DATA START

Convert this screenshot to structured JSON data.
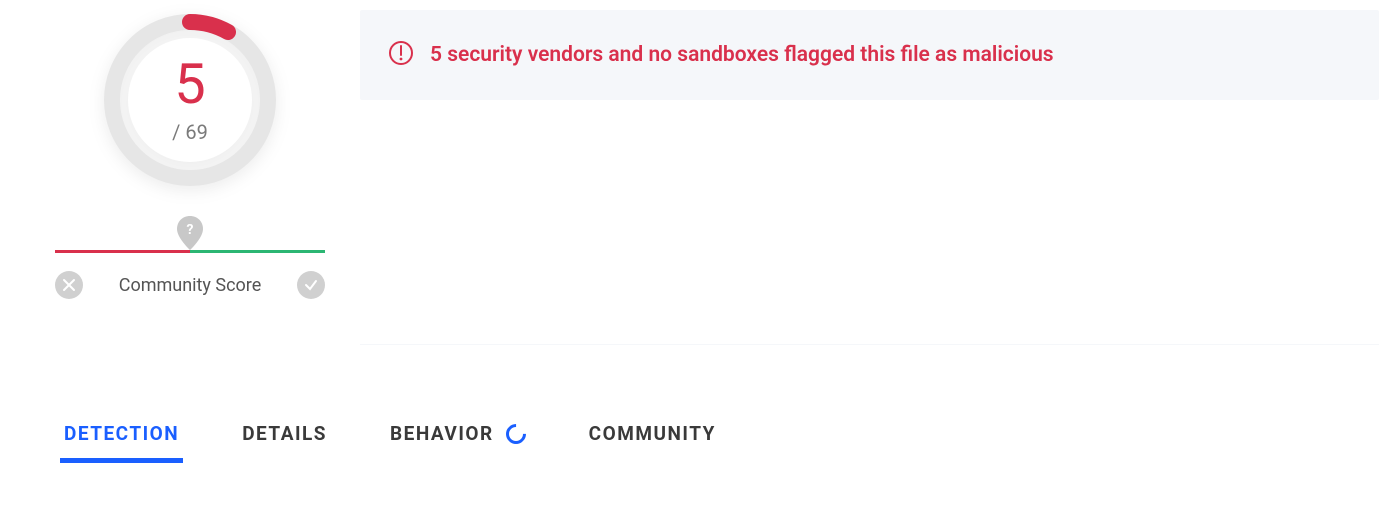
{
  "score": {
    "detections": "5",
    "total_prefix": "/ ",
    "total": "69"
  },
  "community": {
    "label": "Community Score"
  },
  "alert": {
    "message": "5 security vendors and no sandboxes flagged this file as malicious"
  },
  "tabs": {
    "detection": "DETECTION",
    "details": "DETAILS",
    "behavior": "BEHAVIOR",
    "community": "COMMUNITY"
  },
  "colors": {
    "danger": "#d9304c",
    "safe": "#2bb673",
    "accent": "#1a5fff",
    "muted": "#d0d0d0"
  }
}
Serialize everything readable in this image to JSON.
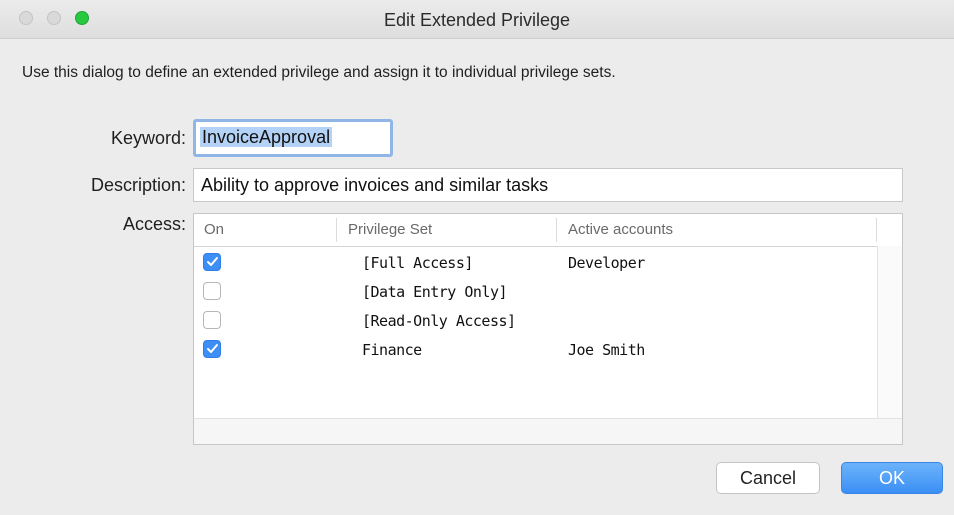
{
  "window": {
    "title": "Edit Extended Privilege"
  },
  "intro_text": "Use this dialog to define an extended privilege and assign it to individual privilege sets.",
  "form": {
    "keyword_label": "Keyword:",
    "keyword_value": "InvoiceApproval",
    "description_label": "Description:",
    "description_value": "Ability to approve invoices and similar tasks",
    "access_label": "Access:"
  },
  "table": {
    "headers": [
      "On",
      "Privilege Set",
      "Active accounts"
    ],
    "rows": [
      {
        "on": true,
        "set": "[Full Access]",
        "accounts": "Developer"
      },
      {
        "on": false,
        "set": "[Data Entry Only]",
        "accounts": ""
      },
      {
        "on": false,
        "set": "[Read-Only Access]",
        "accounts": ""
      },
      {
        "on": true,
        "set": "Finance",
        "accounts": "Joe Smith"
      }
    ]
  },
  "buttons": {
    "cancel": "Cancel",
    "ok": "OK"
  },
  "colors": {
    "accent": "#3d8ef5",
    "zoom_button": "#28c840"
  }
}
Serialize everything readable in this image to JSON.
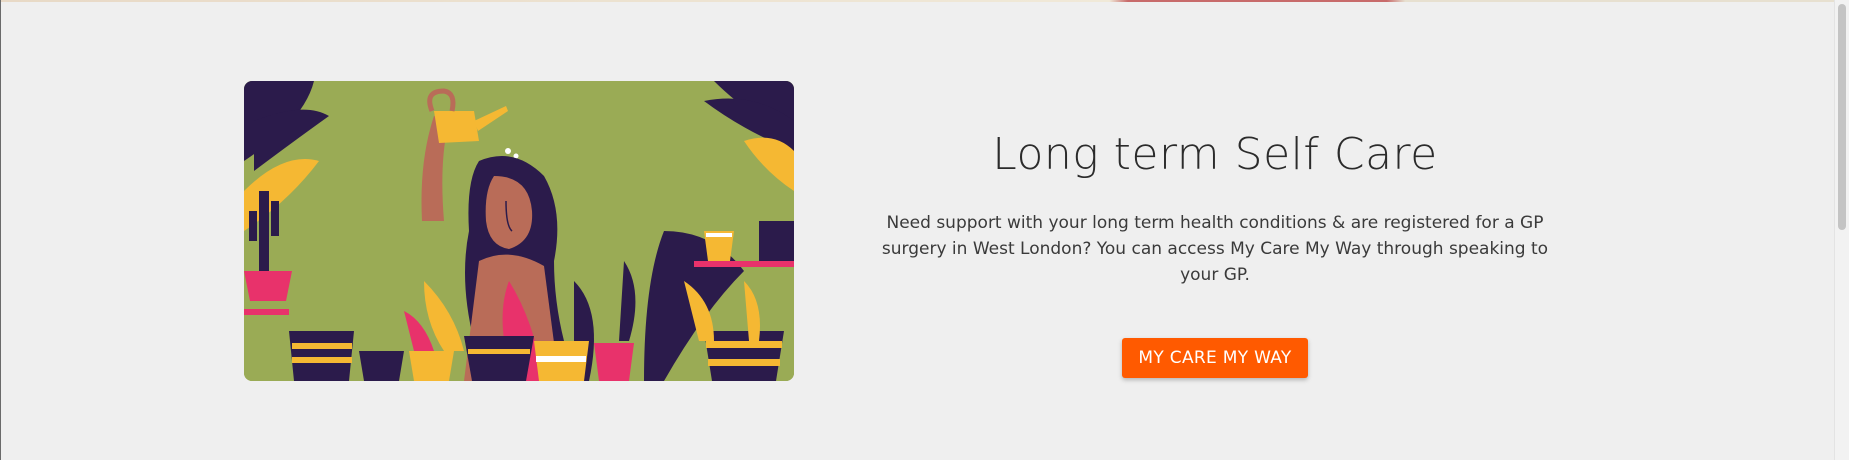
{
  "hero": {
    "title": "Long term Self Care",
    "description": "Need support with your long term health conditions & are registered for a GP surgery in West London? You can access My Care My Way through speaking to your GP.",
    "cta_label": "MY CARE MY WAY",
    "image_alt": "illustration-woman-watering-plants"
  },
  "colors": {
    "background": "#efefef",
    "cta": "#ff5a00",
    "illustration_bg": "#9aab55",
    "ink": "#2b1b4b",
    "accent_yellow": "#f5b833",
    "accent_pink": "#e8326b",
    "skin": "#b96c58"
  }
}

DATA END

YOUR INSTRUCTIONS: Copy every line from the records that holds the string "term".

SOLUTION TO THE PROBLEM:
    "title": "Long term Self Care",
    "description": "Need support with your long term health conditions & are registered for a GP surgery in West London? You can access My Care My Way through speaking to your GP.",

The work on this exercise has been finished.